Treasury secretary Henry Paulson made it clear to Wall Street leaders after the market closed Friday that there would be no more bailouts. After engineering the fire sale of Bear Stearns and seizing Fannie Mae and Freddie Mac, Paulson said he would put no more taxpayer money at risk.
Over the weekend, Lehman Brothers decided to file for bankruptcy and may have to liquidate, Merrill Lynch agreed to be bought out by Bank of America and insurance giant AIG was in a search for cash.
Paulson seemed adamant: Wall Street would have to start finding ways of saving itself. The street wasn't left totally on its own. The Federal Reserve will continue to make short-term emergency loans under generous terms to solvent investment banks suffering temporary liquidity problems and this week it broadened the type of securities it would accept as loan collateral.
Then, on Tuesday, the U.S. government propped up AIG with a $85 billion emergency loan. So much for, "You're on your own ..."
Rep. Jeff Flake, R-Ariz., said, "Federal bailouts may stave off short-term economic damage, but the long-term economic outlook will be much worse if the market is not allowed to make its own adjustments."
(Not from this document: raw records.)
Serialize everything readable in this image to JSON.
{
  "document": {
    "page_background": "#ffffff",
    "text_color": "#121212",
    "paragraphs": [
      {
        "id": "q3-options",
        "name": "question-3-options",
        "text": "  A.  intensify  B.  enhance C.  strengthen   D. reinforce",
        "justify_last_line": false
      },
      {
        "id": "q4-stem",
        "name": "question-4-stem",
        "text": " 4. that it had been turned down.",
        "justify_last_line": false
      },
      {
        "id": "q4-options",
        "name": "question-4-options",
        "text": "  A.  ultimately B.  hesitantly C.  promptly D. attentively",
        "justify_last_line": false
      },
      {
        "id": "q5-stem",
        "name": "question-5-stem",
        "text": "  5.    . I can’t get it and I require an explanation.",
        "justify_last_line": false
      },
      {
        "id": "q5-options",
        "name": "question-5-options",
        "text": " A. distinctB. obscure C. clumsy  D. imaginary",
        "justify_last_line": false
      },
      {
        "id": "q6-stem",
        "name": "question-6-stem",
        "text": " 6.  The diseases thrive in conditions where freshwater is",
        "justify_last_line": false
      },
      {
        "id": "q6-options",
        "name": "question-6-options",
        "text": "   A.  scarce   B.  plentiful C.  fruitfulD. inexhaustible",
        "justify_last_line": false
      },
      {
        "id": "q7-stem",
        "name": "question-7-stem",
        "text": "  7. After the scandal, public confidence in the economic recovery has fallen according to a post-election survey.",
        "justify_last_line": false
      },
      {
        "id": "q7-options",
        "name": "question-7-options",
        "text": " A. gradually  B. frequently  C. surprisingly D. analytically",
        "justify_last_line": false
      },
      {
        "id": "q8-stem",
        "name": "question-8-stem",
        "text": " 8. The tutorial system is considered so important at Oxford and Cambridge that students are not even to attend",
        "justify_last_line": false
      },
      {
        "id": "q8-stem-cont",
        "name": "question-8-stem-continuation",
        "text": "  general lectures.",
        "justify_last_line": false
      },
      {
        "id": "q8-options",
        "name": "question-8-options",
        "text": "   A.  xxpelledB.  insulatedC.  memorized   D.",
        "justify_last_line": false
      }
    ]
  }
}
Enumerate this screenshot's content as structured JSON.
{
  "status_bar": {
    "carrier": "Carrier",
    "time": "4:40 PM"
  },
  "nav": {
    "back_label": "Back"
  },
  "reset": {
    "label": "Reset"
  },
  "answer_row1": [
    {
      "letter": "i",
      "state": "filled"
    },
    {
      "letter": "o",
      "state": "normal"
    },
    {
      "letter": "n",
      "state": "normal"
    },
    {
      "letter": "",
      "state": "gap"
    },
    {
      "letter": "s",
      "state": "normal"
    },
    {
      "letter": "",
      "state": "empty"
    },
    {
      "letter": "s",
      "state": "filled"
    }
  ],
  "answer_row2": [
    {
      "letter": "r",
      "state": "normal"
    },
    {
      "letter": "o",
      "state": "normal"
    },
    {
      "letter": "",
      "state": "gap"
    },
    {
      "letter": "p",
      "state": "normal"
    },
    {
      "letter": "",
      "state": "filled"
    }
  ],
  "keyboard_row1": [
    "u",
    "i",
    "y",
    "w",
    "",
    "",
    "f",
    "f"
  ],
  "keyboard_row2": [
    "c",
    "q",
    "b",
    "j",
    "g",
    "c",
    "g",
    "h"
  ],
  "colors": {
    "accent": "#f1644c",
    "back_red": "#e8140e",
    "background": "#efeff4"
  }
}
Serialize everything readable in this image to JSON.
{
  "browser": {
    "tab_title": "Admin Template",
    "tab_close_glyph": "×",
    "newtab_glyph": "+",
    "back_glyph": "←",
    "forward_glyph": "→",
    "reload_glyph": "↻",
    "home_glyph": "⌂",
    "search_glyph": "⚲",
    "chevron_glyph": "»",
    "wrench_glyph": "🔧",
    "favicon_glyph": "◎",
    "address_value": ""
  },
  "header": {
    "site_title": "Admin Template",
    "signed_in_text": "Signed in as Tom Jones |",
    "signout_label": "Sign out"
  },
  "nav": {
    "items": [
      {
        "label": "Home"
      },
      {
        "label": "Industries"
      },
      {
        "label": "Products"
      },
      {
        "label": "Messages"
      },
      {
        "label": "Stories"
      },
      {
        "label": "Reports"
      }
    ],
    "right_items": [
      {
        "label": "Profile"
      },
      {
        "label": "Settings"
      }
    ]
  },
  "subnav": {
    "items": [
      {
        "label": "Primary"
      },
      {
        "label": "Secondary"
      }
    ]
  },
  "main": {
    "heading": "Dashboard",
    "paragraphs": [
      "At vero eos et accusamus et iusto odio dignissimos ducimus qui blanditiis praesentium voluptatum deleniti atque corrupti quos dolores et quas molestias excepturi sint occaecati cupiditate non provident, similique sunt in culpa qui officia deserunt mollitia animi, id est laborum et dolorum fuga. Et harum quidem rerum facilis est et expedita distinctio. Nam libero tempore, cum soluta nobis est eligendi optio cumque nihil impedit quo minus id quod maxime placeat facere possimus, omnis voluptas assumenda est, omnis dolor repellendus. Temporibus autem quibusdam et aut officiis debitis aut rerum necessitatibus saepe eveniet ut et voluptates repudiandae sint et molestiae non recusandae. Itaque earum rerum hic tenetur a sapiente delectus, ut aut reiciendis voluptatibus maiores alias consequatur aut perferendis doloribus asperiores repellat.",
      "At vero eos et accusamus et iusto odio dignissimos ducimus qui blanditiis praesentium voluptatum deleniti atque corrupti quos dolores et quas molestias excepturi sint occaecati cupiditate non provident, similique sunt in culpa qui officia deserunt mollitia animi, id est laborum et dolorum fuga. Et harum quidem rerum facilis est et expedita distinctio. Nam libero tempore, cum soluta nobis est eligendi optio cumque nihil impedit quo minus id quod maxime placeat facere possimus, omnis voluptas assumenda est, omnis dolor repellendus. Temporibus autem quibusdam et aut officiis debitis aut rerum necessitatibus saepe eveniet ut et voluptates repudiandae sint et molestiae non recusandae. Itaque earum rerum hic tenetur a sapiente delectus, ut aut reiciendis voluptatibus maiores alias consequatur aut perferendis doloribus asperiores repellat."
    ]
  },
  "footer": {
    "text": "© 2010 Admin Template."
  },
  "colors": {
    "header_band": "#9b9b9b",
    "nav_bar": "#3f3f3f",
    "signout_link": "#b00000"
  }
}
We agree that it's not the government's job to pick winners and losers in the market - even though we may see a lot more losers before this is over.